The dialogue distantly evokes everything from the moral earnestness and pathos of Arthur Miller to the witty paradoxes and existential jokery of Oscar Wilde and Tom Stoppard. The all-woman cast has the virtue of underlining the irreducibly female significance of the liberation that the Pill offered.

The controversies outlined are not exclusively on a progress-vs.-prejudice scale: Science is often threatened by scientism — a faith that uses science as an excuse for blinkered practices and beliefs like the eugenics that shadowed Sanger's endorsement of the Pill's testing on ill-informed and vulnerable Puerto Rican women.

Sanger's diverse team of supporters is given spiky individuality in the performances of Jen Johansen as the dashing, ideologically skeptical Dr. John Rock, Arianne Villareal as the gabby, insightful, high-strung researcher Dr. Pincus, and Jan Lucas as Katherine McCormick, a salty cosmopolite, veteran Sanger ally and heiress to the International Harvester fortune.

We have generally moved from believing in the pharmutopia promised in the 1950s, and Horan's play subtly acknowledges the difference.

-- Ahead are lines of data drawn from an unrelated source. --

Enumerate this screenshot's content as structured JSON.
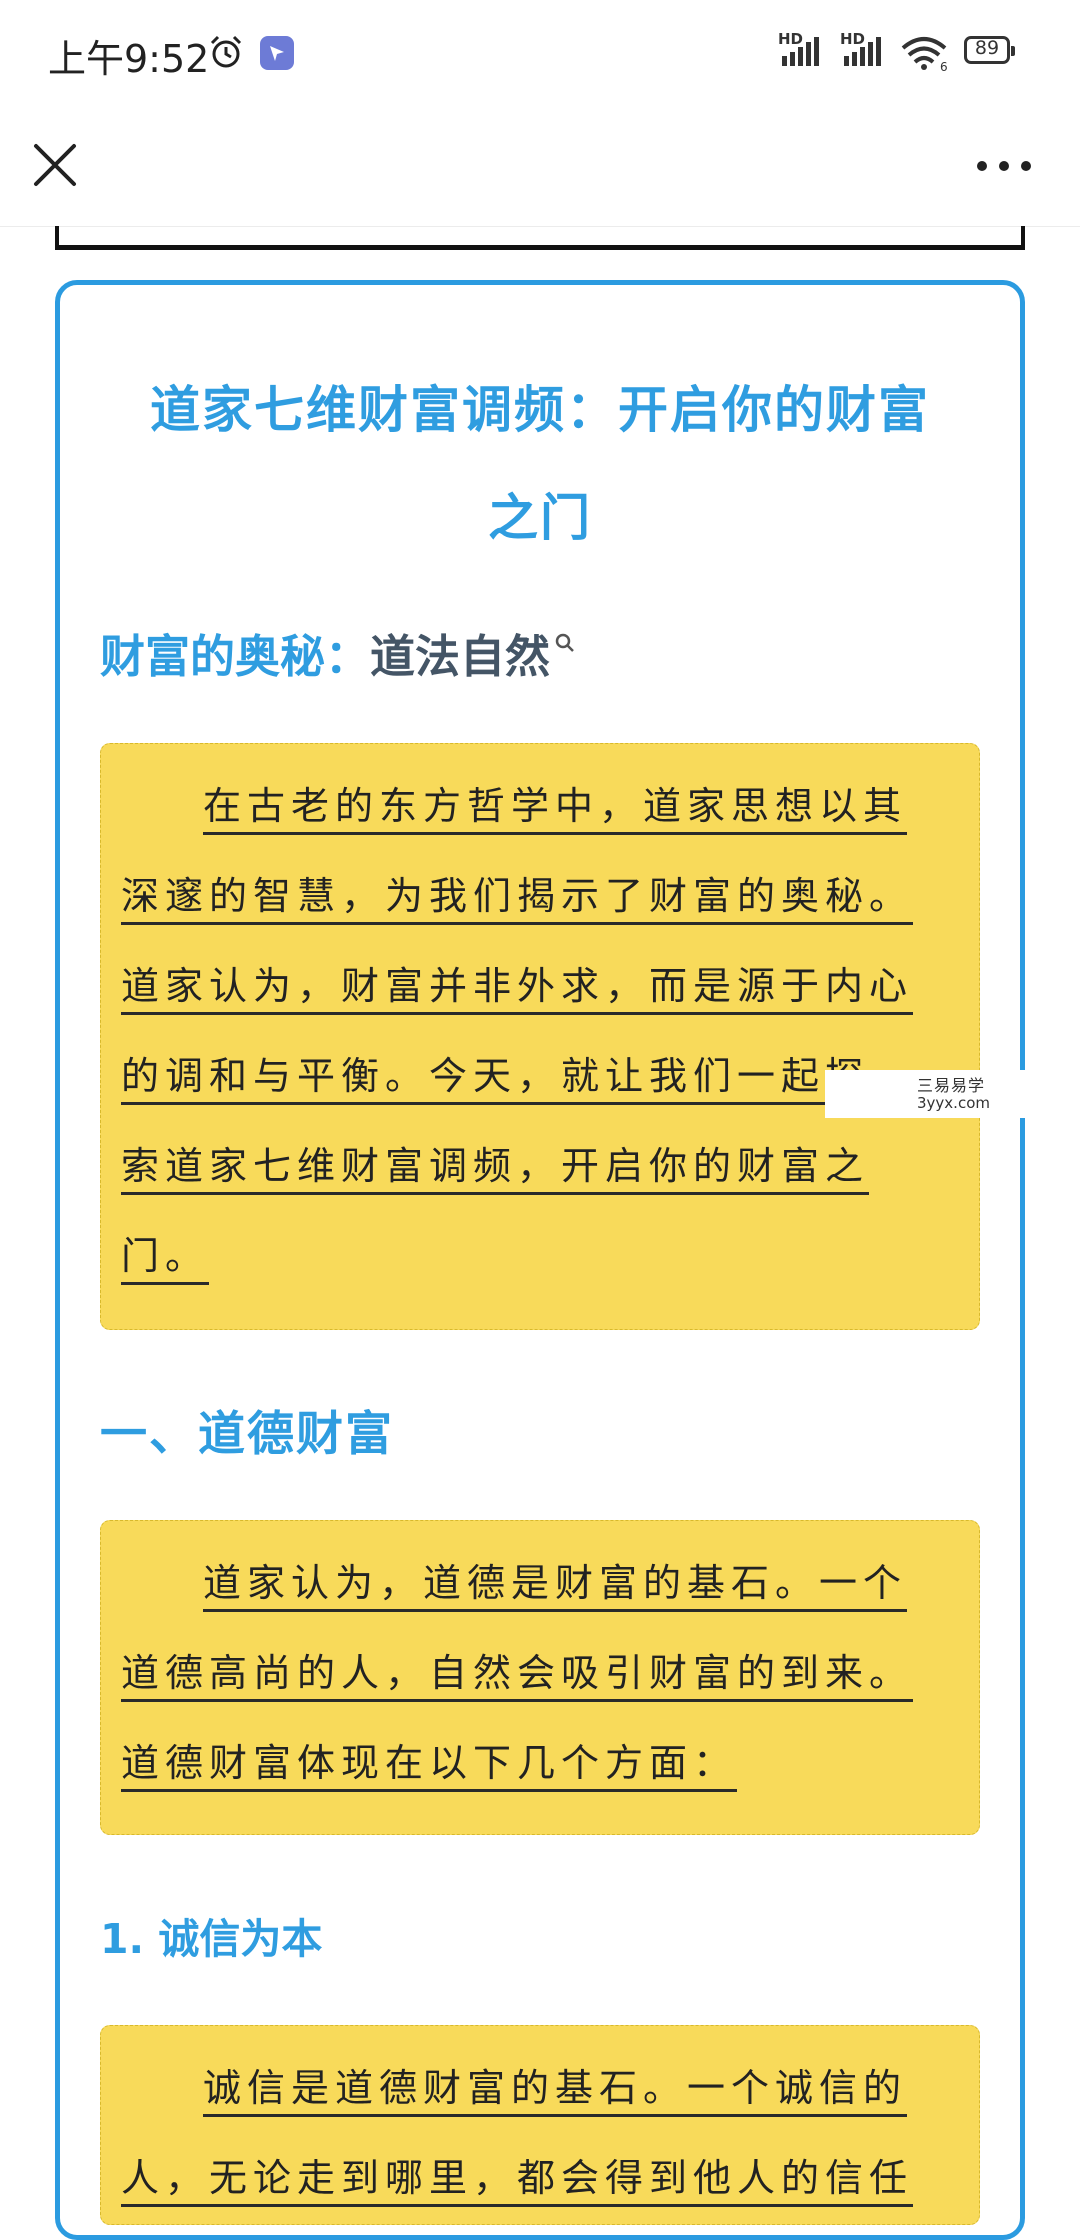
{
  "status": {
    "time": "上午9:52",
    "sim1": "HD",
    "sim2": "HD",
    "wifi_badge": "6",
    "battery": "89"
  },
  "nav": {
    "close_icon": "close-icon",
    "more_icon": "more-icon"
  },
  "article": {
    "title_line1": "道家七维财富调频：开启你的财富",
    "title_line2": "之门",
    "subhead_label": "财富的奥秘：",
    "subhead_text": "道法自然",
    "intro_lines": [
      "在古老的东方哲学中，道家思想以其",
      "深邃的智慧，为我们揭示了财富的奥秘。",
      "道家认为，财富并非外求，而是源于内心",
      "的调和与平衡。今天，就让我们一起探",
      "索道家七维财富调频，开启你的财富之",
      "门。"
    ],
    "section1_title": "一、道德财富",
    "section1_lines": [
      "道家认为，道德是财富的基石。一个",
      "道德高尚的人，自然会吸引财富的到来。",
      "道德财富体现在以下几个方面："
    ],
    "sub1_title": "1. 诚信为本",
    "sub1_lines": [
      "诚信是道德财富的基石。一个诚信的",
      "人，无论走到哪里，都会得到他人的信任"
    ]
  },
  "watermark": {
    "line1": "三易易学",
    "line2": "3yyx.com"
  },
  "colors": {
    "accent": "#2f9de0",
    "highlight": "#f8da5a"
  }
}
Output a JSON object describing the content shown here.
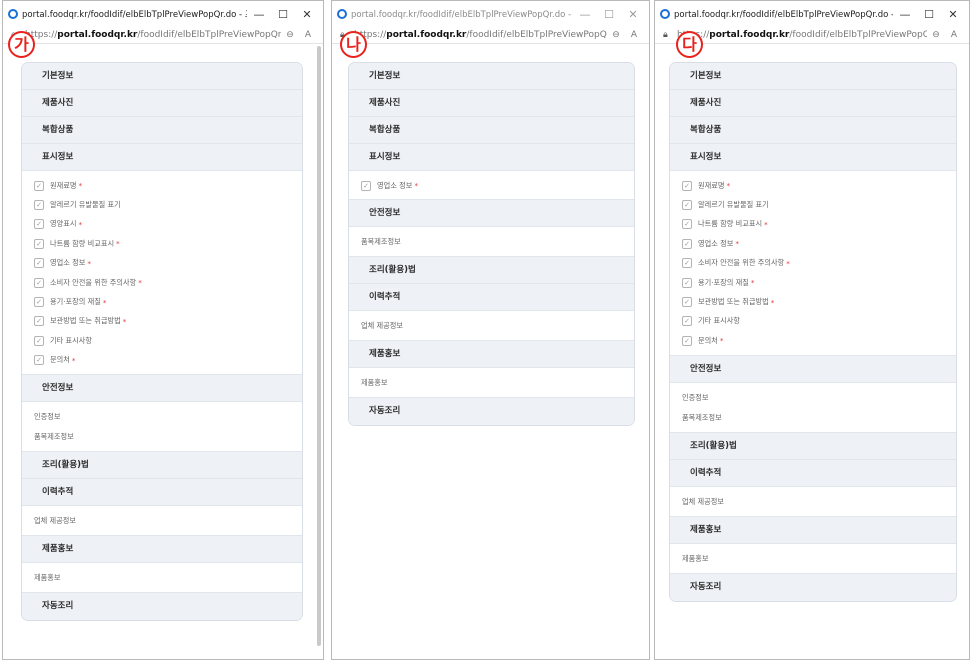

But we still seem to lack certainty about what kind of restraints are proper to put upon individual potential and freedom, and how much to allow traditional biases the right to control the lives of others.

"The Pill" addresses such issues seriously and delightfully — which may seem an odd approach, but it works in a production this buoyant and well-honed. It's good medicine for several of society's perpetual ills, and the prescription is renewable.

[Photos by Zach Rosing]